[TASK DESCRIPTION]:
Give the data below again, word for word.

[Interface dataset entries]
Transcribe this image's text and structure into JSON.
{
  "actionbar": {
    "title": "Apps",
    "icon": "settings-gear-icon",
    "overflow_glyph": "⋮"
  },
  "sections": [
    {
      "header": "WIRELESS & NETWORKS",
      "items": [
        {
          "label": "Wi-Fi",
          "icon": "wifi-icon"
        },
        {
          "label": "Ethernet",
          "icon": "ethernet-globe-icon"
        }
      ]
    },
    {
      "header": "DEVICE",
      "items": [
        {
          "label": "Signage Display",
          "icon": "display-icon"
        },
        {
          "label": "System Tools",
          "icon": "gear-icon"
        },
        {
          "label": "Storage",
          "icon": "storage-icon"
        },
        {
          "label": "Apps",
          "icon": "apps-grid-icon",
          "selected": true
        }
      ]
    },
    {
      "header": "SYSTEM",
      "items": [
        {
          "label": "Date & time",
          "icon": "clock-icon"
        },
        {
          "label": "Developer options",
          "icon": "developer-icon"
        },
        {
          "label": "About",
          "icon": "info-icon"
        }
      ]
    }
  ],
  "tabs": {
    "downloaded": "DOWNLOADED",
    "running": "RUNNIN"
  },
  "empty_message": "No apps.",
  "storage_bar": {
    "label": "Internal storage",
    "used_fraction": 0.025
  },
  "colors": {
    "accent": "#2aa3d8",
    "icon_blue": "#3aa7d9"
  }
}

[ANSWER SPACE]:
Transcribe this image's text and structure into JSON.
{
  "actionbar": {
    "title": "Apps",
    "icon": "settings-gear-icon",
    "overflow_glyph": "⋮"
  },
  "sections": [
    {
      "header": "WIRELESS & NETWORKS",
      "items": [
        {
          "label": "Wi-Fi",
          "icon": "wifi-icon"
        },
        {
          "label": "Ethernet",
          "icon": "ethernet-globe-icon"
        }
      ]
    },
    {
      "header": "DEVICE",
      "items": [
        {
          "label": "Signage Display",
          "icon": "display-icon"
        },
        {
          "label": "System Tools",
          "icon": "gear-icon"
        },
        {
          "label": "Storage",
          "icon": "storage-icon"
        },
        {
          "label": "Apps",
          "icon": "apps-grid-icon",
          "selected": true
        }
      ]
    },
    {
      "header": "SYSTEM",
      "items": [
        {
          "label": "Date & time",
          "icon": "clock-icon"
        },
        {
          "label": "Developer options",
          "icon": "developer-icon"
        },
        {
          "label": "About",
          "icon": "info-icon"
        }
      ]
    }
  ],
  "tabs": {
    "downloaded": "DOWNLOADED",
    "running": "RUNNIN"
  },
  "empty_message": "No apps.",
  "storage_bar": {
    "label": "Internal storage",
    "used_fraction": 0.025
  },
  "colors": {
    "accent": "#2aa3d8",
    "icon_blue": "#3aa7d9"
  }
}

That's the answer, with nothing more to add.